- NPPA crossing its brief by bringing more and more formulations under price control
- NPPA insisting on revised prices being made effective retrospectively.
- Serious regulatory issues with FSSAI
- Proposed amendment to definition of ‘New Drugs’ from four to 10 years.
- Taxation on pharma products to go up by at least three per cent due to implementation of GST. Either industry will absorb the increase which they can ill afford or the government increases prices which the patient can ill afford.
- NGOs targeting and attacking the pharma industry and accusing it of profiteering and acting against the interest of the patients.
- The Damocles sword – Total dependence on China for APIs which is more dangerous than going to war with China
- Lack of support to R&D.
Due to the above reasons there is a lot of uncertainty in the industry and further investments and expansion plans are stalled.
How have pharma leaders and corporations in established markets like the US, EU etc, changed their strategies?
The US, EU pharma industries are facing wide-ranging changes. Above all, the rise of emerging market economies and increasing price pressures on established pharma markets require extensive adjustments to pharma business models.
Despite a generally positive estimation of the current business climate, the global pharma industry faces various challenges that endanger their current and future business development. Nearly all of them consider themselves affected strongly by VUCA challenges.
What learnings do these paradigm shifts have for pharma leaders and corporations in the emerging markets like India APAC regions?
Leaders must provide clarity so that work assignments and goals are not as ambiguous as the environment. Ambiguity doesn’t paralyse workers; it makes them insecure and stirs them up. Competent employees, when faced with ambiguity, will do what they are most comfortable doing in order to feel as if they are contributing something appropriate. Doing something, whether it’s helpful or not, makes us feel good. A leader must provide clear direction and synchronise the efforts of others while continually communicating any adjustments.
Who are the new business icons for the pharma industry and why are they the new role models?
Leading in turbulence demands the ability to utilise all facets of the human mind. Even the most impressive cognitive minds will fall short in the VUCA world – it will take equal parts of cognitive, social, emotional, spiritual and physical intelligence to prevail. To be responsive and resilient, with the ability to ride out turbulent forces that cannot be avoided, and to pivot quickly to seize opportunity when it presents itself. The days of the single ‘great leader’ are gone. In the VUCA world, the best leaders are the ones who harness leadership from everyone.

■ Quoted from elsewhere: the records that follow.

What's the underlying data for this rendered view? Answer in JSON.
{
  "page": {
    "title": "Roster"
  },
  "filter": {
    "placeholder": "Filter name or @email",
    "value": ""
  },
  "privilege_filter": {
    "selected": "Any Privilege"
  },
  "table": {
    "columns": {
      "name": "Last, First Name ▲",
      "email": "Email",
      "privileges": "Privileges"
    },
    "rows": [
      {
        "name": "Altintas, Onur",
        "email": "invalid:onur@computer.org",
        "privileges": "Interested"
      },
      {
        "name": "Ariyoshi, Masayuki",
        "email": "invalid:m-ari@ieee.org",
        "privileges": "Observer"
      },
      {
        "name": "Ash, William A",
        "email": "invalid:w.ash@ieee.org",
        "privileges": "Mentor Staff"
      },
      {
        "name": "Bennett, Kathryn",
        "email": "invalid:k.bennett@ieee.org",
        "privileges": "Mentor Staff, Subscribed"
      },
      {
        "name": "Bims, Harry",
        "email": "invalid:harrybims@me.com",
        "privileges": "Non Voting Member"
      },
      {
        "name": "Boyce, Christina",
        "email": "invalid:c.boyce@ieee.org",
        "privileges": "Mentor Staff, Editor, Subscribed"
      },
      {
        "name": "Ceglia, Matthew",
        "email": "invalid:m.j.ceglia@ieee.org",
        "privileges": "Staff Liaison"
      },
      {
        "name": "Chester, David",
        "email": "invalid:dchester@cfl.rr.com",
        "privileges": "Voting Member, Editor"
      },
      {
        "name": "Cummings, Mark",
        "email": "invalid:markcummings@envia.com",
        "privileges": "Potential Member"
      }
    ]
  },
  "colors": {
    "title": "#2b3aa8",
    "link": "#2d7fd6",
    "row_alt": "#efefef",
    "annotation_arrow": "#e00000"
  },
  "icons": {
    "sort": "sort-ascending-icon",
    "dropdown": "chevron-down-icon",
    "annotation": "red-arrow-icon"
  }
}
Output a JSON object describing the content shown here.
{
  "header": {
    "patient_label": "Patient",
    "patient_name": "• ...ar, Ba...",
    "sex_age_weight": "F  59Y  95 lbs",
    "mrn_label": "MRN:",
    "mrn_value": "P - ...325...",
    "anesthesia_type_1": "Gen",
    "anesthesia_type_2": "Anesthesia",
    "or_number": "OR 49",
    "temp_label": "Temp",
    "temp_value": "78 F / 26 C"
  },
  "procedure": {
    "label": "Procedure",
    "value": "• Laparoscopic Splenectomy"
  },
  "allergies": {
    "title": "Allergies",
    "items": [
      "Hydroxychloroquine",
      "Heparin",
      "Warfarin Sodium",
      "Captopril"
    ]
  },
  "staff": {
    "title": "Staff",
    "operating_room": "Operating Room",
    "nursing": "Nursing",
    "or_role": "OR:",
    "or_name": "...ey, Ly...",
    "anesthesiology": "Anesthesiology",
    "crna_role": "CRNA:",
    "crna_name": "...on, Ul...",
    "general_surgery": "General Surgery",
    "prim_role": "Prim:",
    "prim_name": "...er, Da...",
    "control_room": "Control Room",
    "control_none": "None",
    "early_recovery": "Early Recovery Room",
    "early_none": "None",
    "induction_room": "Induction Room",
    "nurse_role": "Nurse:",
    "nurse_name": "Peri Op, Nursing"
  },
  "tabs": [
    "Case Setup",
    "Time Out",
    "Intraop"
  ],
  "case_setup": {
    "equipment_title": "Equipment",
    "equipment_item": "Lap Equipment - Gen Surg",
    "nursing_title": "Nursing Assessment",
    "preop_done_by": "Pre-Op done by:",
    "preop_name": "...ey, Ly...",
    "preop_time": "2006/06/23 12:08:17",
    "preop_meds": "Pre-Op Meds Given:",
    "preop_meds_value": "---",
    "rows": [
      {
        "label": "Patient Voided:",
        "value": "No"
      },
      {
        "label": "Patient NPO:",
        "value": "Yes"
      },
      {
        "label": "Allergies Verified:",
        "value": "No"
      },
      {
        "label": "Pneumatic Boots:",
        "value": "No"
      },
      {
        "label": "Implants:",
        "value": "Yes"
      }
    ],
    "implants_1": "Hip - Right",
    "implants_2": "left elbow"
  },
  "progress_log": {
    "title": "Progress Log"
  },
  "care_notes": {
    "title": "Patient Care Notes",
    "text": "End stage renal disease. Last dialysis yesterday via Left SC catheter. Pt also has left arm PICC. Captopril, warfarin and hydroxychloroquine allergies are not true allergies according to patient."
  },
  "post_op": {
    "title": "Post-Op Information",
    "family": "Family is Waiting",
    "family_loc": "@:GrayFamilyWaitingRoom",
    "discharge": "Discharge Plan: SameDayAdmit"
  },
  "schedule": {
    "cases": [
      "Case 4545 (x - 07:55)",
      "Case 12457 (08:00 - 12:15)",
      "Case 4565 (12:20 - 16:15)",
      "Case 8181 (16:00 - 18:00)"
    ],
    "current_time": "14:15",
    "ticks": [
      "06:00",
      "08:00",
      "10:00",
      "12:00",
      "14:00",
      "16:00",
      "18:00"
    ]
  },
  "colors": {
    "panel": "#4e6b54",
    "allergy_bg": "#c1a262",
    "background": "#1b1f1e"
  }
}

Apart from other leaders, CEOs of multinationals in the West have a huge challenge in meeting growth targets. They are aware that bulk of their sales will come from countries like India, where prices of multinational companies are not affordable. It would be a real challenge for them to have a differential pricing mechanism in order to ensure that the sales targets are met and patients can also afford the medicines.